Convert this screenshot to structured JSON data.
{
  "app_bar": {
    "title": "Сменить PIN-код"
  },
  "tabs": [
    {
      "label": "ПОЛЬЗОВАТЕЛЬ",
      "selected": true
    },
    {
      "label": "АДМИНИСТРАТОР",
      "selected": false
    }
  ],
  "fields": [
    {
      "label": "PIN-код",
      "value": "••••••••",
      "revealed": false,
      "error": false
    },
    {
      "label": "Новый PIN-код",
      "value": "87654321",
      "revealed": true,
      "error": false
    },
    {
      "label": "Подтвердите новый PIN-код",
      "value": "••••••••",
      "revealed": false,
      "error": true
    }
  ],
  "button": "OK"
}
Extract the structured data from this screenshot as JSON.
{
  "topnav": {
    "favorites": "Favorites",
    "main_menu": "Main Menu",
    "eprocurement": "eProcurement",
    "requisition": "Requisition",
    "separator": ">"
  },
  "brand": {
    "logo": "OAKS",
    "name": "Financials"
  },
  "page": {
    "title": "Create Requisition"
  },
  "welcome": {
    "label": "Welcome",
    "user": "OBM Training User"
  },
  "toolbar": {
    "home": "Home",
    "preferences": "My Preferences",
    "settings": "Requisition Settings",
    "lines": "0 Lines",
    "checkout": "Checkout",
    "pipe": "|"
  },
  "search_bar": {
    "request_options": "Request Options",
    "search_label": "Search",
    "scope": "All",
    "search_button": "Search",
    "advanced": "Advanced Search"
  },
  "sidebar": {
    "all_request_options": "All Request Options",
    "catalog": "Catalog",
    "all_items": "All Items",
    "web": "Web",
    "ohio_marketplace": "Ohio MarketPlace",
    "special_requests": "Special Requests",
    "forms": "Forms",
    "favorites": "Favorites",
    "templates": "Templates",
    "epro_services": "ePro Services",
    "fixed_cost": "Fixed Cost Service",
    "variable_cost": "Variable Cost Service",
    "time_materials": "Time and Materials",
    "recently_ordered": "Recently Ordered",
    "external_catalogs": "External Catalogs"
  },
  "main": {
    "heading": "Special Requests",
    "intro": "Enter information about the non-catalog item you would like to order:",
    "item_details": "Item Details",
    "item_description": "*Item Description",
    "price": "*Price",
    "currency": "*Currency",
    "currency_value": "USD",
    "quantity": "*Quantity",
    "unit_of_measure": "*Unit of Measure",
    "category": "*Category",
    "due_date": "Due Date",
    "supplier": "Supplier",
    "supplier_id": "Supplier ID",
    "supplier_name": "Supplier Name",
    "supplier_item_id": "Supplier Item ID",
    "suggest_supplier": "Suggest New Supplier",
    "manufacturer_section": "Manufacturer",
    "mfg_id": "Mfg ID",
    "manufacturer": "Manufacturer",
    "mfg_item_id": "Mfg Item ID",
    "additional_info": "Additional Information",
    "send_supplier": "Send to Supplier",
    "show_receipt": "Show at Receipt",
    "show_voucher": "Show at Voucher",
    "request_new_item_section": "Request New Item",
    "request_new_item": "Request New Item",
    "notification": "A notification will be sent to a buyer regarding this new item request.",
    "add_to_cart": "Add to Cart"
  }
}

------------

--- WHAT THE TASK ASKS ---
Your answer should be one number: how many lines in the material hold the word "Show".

--- RESPONSE TO THE TASK ---
2